* _Task details_: The answer must be an exact copy of the lines from the one with "Convert this screenshot" to the last line of the entries below, both included, and must contain no pictures.

* _Source information_:
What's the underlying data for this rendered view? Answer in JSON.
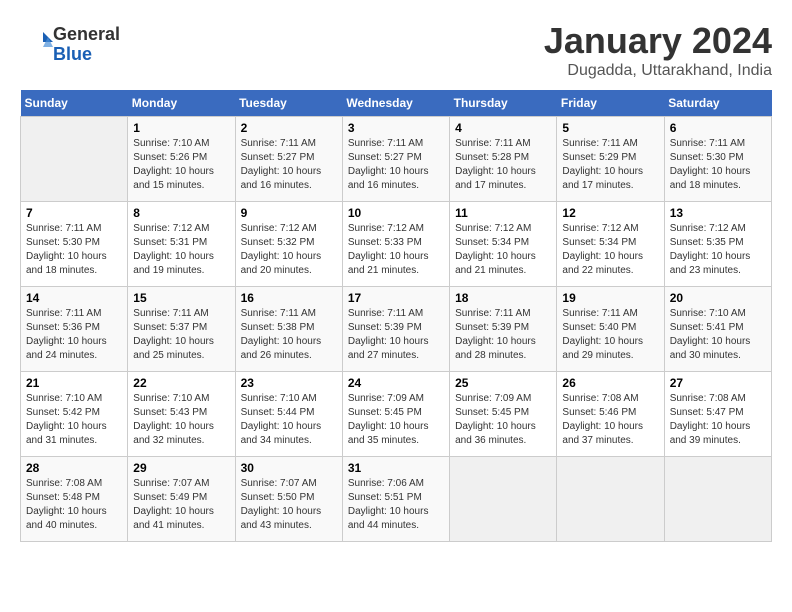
{
  "header": {
    "logo_line1": "General",
    "logo_line2": "Blue",
    "title": "January 2024",
    "subtitle": "Dugadda, Uttarakhand, India"
  },
  "columns": [
    "Sunday",
    "Monday",
    "Tuesday",
    "Wednesday",
    "Thursday",
    "Friday",
    "Saturday"
  ],
  "weeks": [
    [
      {
        "day": "",
        "info": ""
      },
      {
        "day": "1",
        "info": "Sunrise: 7:10 AM\nSunset: 5:26 PM\nDaylight: 10 hours\nand 15 minutes."
      },
      {
        "day": "2",
        "info": "Sunrise: 7:11 AM\nSunset: 5:27 PM\nDaylight: 10 hours\nand 16 minutes."
      },
      {
        "day": "3",
        "info": "Sunrise: 7:11 AM\nSunset: 5:27 PM\nDaylight: 10 hours\nand 16 minutes."
      },
      {
        "day": "4",
        "info": "Sunrise: 7:11 AM\nSunset: 5:28 PM\nDaylight: 10 hours\nand 17 minutes."
      },
      {
        "day": "5",
        "info": "Sunrise: 7:11 AM\nSunset: 5:29 PM\nDaylight: 10 hours\nand 17 minutes."
      },
      {
        "day": "6",
        "info": "Sunrise: 7:11 AM\nSunset: 5:30 PM\nDaylight: 10 hours\nand 18 minutes."
      }
    ],
    [
      {
        "day": "7",
        "info": "Sunrise: 7:11 AM\nSunset: 5:30 PM\nDaylight: 10 hours\nand 18 minutes."
      },
      {
        "day": "8",
        "info": "Sunrise: 7:12 AM\nSunset: 5:31 PM\nDaylight: 10 hours\nand 19 minutes."
      },
      {
        "day": "9",
        "info": "Sunrise: 7:12 AM\nSunset: 5:32 PM\nDaylight: 10 hours\nand 20 minutes."
      },
      {
        "day": "10",
        "info": "Sunrise: 7:12 AM\nSunset: 5:33 PM\nDaylight: 10 hours\nand 21 minutes."
      },
      {
        "day": "11",
        "info": "Sunrise: 7:12 AM\nSunset: 5:34 PM\nDaylight: 10 hours\nand 21 minutes."
      },
      {
        "day": "12",
        "info": "Sunrise: 7:12 AM\nSunset: 5:34 PM\nDaylight: 10 hours\nand 22 minutes."
      },
      {
        "day": "13",
        "info": "Sunrise: 7:12 AM\nSunset: 5:35 PM\nDaylight: 10 hours\nand 23 minutes."
      }
    ],
    [
      {
        "day": "14",
        "info": "Sunrise: 7:11 AM\nSunset: 5:36 PM\nDaylight: 10 hours\nand 24 minutes."
      },
      {
        "day": "15",
        "info": "Sunrise: 7:11 AM\nSunset: 5:37 PM\nDaylight: 10 hours\nand 25 minutes."
      },
      {
        "day": "16",
        "info": "Sunrise: 7:11 AM\nSunset: 5:38 PM\nDaylight: 10 hours\nand 26 minutes."
      },
      {
        "day": "17",
        "info": "Sunrise: 7:11 AM\nSunset: 5:39 PM\nDaylight: 10 hours\nand 27 minutes."
      },
      {
        "day": "18",
        "info": "Sunrise: 7:11 AM\nSunset: 5:39 PM\nDaylight: 10 hours\nand 28 minutes."
      },
      {
        "day": "19",
        "info": "Sunrise: 7:11 AM\nSunset: 5:40 PM\nDaylight: 10 hours\nand 29 minutes."
      },
      {
        "day": "20",
        "info": "Sunrise: 7:10 AM\nSunset: 5:41 PM\nDaylight: 10 hours\nand 30 minutes."
      }
    ],
    [
      {
        "day": "21",
        "info": "Sunrise: 7:10 AM\nSunset: 5:42 PM\nDaylight: 10 hours\nand 31 minutes."
      },
      {
        "day": "22",
        "info": "Sunrise: 7:10 AM\nSunset: 5:43 PM\nDaylight: 10 hours\nand 32 minutes."
      },
      {
        "day": "23",
        "info": "Sunrise: 7:10 AM\nSunset: 5:44 PM\nDaylight: 10 hours\nand 34 minutes."
      },
      {
        "day": "24",
        "info": "Sunrise: 7:09 AM\nSunset: 5:45 PM\nDaylight: 10 hours\nand 35 minutes."
      },
      {
        "day": "25",
        "info": "Sunrise: 7:09 AM\nSunset: 5:45 PM\nDaylight: 10 hours\nand 36 minutes."
      },
      {
        "day": "26",
        "info": "Sunrise: 7:08 AM\nSunset: 5:46 PM\nDaylight: 10 hours\nand 37 minutes."
      },
      {
        "day": "27",
        "info": "Sunrise: 7:08 AM\nSunset: 5:47 PM\nDaylight: 10 hours\nand 39 minutes."
      }
    ],
    [
      {
        "day": "28",
        "info": "Sunrise: 7:08 AM\nSunset: 5:48 PM\nDaylight: 10 hours\nand 40 minutes."
      },
      {
        "day": "29",
        "info": "Sunrise: 7:07 AM\nSunset: 5:49 PM\nDaylight: 10 hours\nand 41 minutes."
      },
      {
        "day": "30",
        "info": "Sunrise: 7:07 AM\nSunset: 5:50 PM\nDaylight: 10 hours\nand 43 minutes."
      },
      {
        "day": "31",
        "info": "Sunrise: 7:06 AM\nSunset: 5:51 PM\nDaylight: 10 hours\nand 44 minutes."
      },
      {
        "day": "",
        "info": ""
      },
      {
        "day": "",
        "info": ""
      },
      {
        "day": "",
        "info": ""
      }
    ]
  ]
}
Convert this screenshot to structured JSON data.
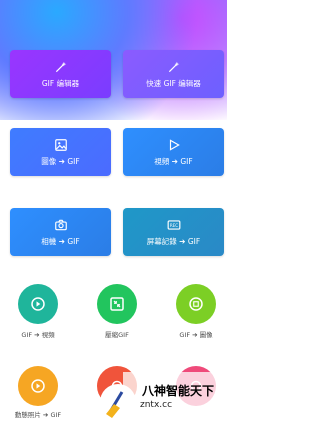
{
  "cards": [
    {
      "label": "GIF 编辑器",
      "icon": "wand-icon"
    },
    {
      "label": "快速 GIF 编辑器",
      "icon": "wand-icon"
    },
    {
      "label": "圖像 ➔ GIF",
      "icon": "image-icon"
    },
    {
      "label": "視頻 ➔ GIF",
      "icon": "play-icon"
    },
    {
      "label": "相機 ➔ GIF",
      "icon": "camera-icon"
    },
    {
      "label": "屏幕記錄 ➔ GIF",
      "icon": "rec-icon"
    }
  ],
  "circles": [
    {
      "label": "GIF ➔ 視頻",
      "color": "#1fb59b",
      "icon": "video-circle-icon"
    },
    {
      "label": "壓縮GIF",
      "color": "#22c55e",
      "icon": "compress-icon"
    },
    {
      "label": "GIF ➔ 圖像",
      "color": "#7ccf25",
      "icon": "image-convert-icon"
    },
    {
      "label": "動態照片 ➔ GIF",
      "color": "#f6a623",
      "icon": "live-photo-icon"
    },
    {
      "label": "",
      "color": "#f0543b",
      "icon": "tool-icon"
    },
    {
      "label": "",
      "color": "#ef4a7a",
      "icon": "tool-icon"
    }
  ],
  "watermark": {
    "title": "八神智能天下",
    "url": "zntx.cc"
  }
}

* _Response to this task_:
Convert this screenshot to structured JSON data.
{
  "cards": [
    {
      "label": "GIF 编辑器",
      "icon": "wand-icon"
    },
    {
      "label": "快速 GIF 编辑器",
      "icon": "wand-icon"
    },
    {
      "label": "圖像 ➔ GIF",
      "icon": "image-icon"
    },
    {
      "label": "視頻 ➔ GIF",
      "icon": "play-icon"
    },
    {
      "label": "相機 ➔ GIF",
      "icon": "camera-icon"
    },
    {
      "label": "屏幕記錄 ➔ GIF",
      "icon": "rec-icon"
    }
  ],
  "circles": [
    {
      "label": "GIF ➔ 視頻",
      "color": "#1fb59b",
      "icon": "video-circle-icon"
    },
    {
      "label": "壓縮GIF",
      "color": "#22c55e",
      "icon": "compress-icon"
    },
    {
      "label": "GIF ➔ 圖像",
      "color": "#7ccf25",
      "icon": "image-convert-icon"
    },
    {
      "label": "動態照片 ➔ GIF",
      "color": "#f6a623",
      "icon": "live-photo-icon"
    },
    {
      "label": "",
      "color": "#f0543b",
      "icon": "tool-icon"
    },
    {
      "label": "",
      "color": "#ef4a7a",
      "icon": "tool-icon"
    }
  ],
  "watermark": {
    "title": "八神智能天下",
    "url": "zntx.cc"
  }
}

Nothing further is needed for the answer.